# What to do
Go through the entries below. Copy each line in which "true" appears.
Top of Provided records
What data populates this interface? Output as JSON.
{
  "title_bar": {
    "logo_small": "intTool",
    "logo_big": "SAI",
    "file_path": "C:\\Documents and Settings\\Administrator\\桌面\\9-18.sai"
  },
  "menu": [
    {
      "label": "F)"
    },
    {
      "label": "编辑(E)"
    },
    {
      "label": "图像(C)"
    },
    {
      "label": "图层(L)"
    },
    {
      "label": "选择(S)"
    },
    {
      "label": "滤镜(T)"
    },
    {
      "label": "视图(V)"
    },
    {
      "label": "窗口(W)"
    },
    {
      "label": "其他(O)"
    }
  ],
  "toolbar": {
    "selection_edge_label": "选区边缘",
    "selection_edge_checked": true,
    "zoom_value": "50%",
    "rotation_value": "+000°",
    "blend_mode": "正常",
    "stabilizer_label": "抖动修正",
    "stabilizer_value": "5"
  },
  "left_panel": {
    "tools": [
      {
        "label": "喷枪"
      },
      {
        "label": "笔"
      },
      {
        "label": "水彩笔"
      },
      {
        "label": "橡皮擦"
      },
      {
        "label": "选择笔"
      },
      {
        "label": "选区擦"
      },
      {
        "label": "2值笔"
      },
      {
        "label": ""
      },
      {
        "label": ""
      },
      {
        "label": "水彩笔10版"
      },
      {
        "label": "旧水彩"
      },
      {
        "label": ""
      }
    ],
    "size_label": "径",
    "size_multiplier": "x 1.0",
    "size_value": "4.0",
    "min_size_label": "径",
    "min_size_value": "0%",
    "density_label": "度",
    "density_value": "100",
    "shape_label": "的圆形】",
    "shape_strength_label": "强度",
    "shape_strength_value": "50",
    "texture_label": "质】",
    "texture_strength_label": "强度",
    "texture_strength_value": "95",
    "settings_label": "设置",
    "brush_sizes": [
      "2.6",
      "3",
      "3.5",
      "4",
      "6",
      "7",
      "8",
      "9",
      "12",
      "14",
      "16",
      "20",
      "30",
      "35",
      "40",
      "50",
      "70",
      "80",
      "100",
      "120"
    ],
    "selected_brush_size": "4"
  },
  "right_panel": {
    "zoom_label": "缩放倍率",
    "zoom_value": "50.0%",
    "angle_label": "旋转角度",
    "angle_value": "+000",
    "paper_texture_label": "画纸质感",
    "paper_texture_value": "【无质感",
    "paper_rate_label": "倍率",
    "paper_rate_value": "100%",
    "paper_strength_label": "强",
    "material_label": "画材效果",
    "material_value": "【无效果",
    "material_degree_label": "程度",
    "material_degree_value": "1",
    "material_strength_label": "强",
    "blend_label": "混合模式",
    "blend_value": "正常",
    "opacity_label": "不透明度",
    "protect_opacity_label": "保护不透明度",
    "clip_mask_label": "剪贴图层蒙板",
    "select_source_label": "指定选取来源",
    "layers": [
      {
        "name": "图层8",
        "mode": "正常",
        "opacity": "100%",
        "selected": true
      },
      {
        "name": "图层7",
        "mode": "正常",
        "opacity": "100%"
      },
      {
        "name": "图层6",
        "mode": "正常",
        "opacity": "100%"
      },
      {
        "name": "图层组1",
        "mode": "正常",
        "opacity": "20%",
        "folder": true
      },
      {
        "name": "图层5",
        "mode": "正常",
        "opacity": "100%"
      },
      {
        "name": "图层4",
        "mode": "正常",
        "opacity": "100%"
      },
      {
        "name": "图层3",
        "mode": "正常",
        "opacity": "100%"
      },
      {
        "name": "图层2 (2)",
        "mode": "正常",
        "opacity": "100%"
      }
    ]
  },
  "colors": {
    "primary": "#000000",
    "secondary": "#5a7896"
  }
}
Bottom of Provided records
# Output for this exercise
    "selection_edge_checked": true,
        "selected": true
        "folder": true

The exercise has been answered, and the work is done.